- need to have similar colouring to you. Ok, some of you may not adopt the whole colour system, that’s fine. But you at least have watched those “worst Oscars dresses” fashion autopsies where Nicole Kidman is wearing dark cobalt blue and she looks like she needs a blood transfusion, and Halle Berry is wearing nude apricot and looks like she hasn’t slept for weeks with dark circles under her eyes. So, you’ll appreciate that colour makes some difference. If you are Goldilocks and she’s Sleeping Beauty, it could be hard to find something that actually looks good on you in each other’s wardrobe
- need to have a similar attitude and agreement on what “price” your items are worth. So you want to swap a bunch of Kooki singlets and she has a Dolce & Gabanna jacket and that seems fair to you but grossly unbalanced to her. You need to get your guidelines straight on what’s worth what, keeping in mind not only the style of item, whether its “branded” or not, but its condition and style.
If all this seems far to freakin’ hard, then you might want to consider a clothing exchange that’s already in operation. You know, people who do this either as a full time hobby or a full time job and have learned the ropes. Here are a few I know about or have spent 80 seconds on Google researching:
Clothing Exchange (dotcomdotau) who run exchanges in Australia’s largest cities, and Adelaide.
Swap! Not Shop! Which is based in the USA and runs a big swap event twice a year and also has some helpful blog posts like How to Swap (no wives required)

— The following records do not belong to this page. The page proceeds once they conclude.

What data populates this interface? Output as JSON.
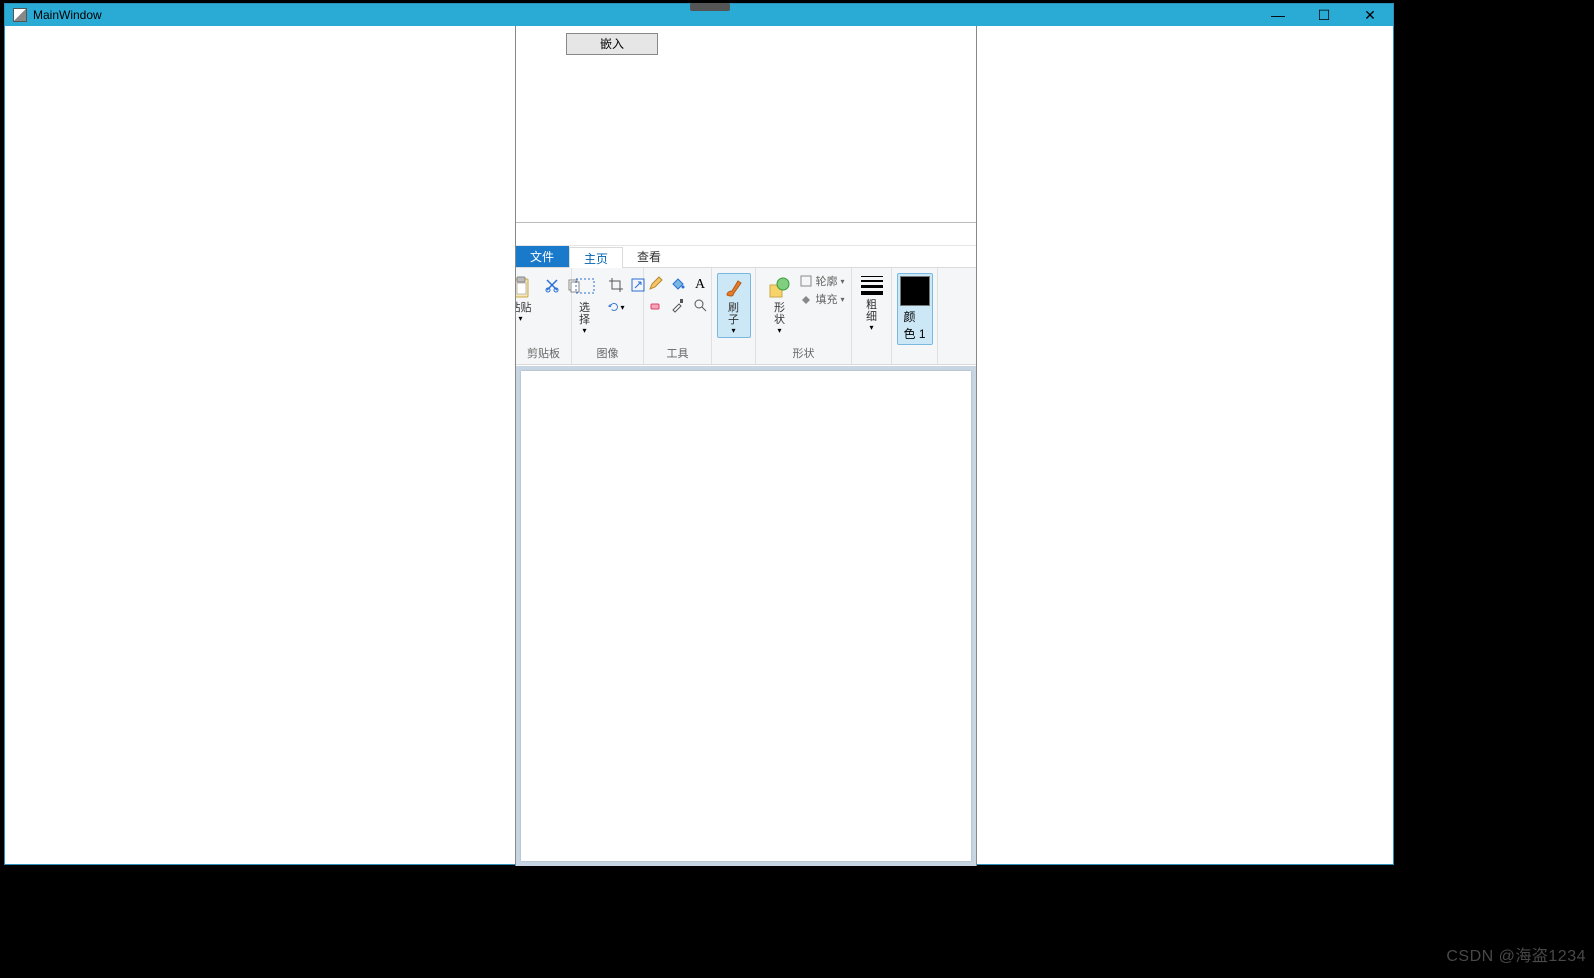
{
  "window": {
    "title": "MainWindow",
    "minimize": "—",
    "maximize": "☐",
    "close": "✕"
  },
  "top_panel": {
    "embed_button": "嵌入"
  },
  "paint": {
    "tabs": {
      "file": "文件",
      "home": "主页",
      "view": "查看"
    },
    "groups": {
      "clipboard": {
        "label": "剪贴板",
        "paste": "粘贴"
      },
      "image": {
        "label": "图像",
        "select": "选\n择"
      },
      "tools": {
        "label": "工具"
      },
      "brush": {
        "label": "刷\n子"
      },
      "shapes": {
        "label": "形状",
        "shape_btn": "形\n状",
        "outline": "轮廓",
        "fill": "填充"
      },
      "thickness": {
        "label": "粗\n细"
      },
      "color1": {
        "label": "颜\n色 1"
      }
    }
  },
  "watermark": "CSDN @海盗1234"
}
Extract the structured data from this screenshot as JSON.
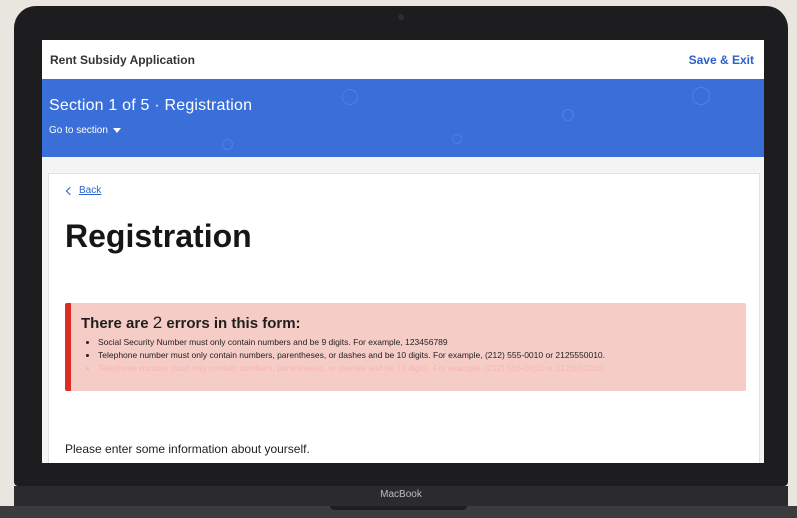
{
  "device": {
    "brand_label": "MacBook"
  },
  "header": {
    "app_title": "Rent Subsidy Application",
    "save_exit_label": "Save & Exit"
  },
  "banner": {
    "title": "Section 1 of 5 · Registration",
    "goto_label": "Go to section",
    "color": "#3a6ed8"
  },
  "main": {
    "back_label": "Back",
    "page_title": "Registration",
    "errors": {
      "heading_prefix": "There are ",
      "count": "2",
      "heading_suffix": " errors in this form:",
      "items": [
        "Social Security Number must only contain numbers and be 9 digits. For example, 123456789",
        "Telephone number must only contain numbers, parentheses, or dashes and be 10 digits. For example, (212) 555-0010 or 2125550010.",
        "Telephone number must only contain numbers, parentheses, or dashes and be 10 digits. For example, (212) 555-0010 or 2125550010."
      ],
      "accent": "#da2d24",
      "background": "#f6cdc6"
    },
    "intro_text": "Please enter some information about yourself."
  }
}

There’s bound to be more people out there organising swaps. If you know of any, please be in touch and let me know, and I’ll post again about this.
One last thing on this before I finish up this post, dear reader. Do I reckon this is a breach of the Challenges rules, to not go clothes shopping? You know, I’m not sure. It doesn’t cost anything, so that’s a vote in the “it’s ok” basket. But then it does bring something new into your wardrobe, and one of the things I’ve found so valuable these last nearly 7 months is truly “shopping my wardrobe” and not having any new items. Being more creative with combining what I have, rather than itching for something new. So, I’m undecided. Either way, clothes swaps are eco-friendly and an outstanding way to bring something new into your wardrobe without buying new. Right?
and get your free assessment: Are You Addicted to Shopping?
and free report: The 12 Secrets to Less Shopping - More Style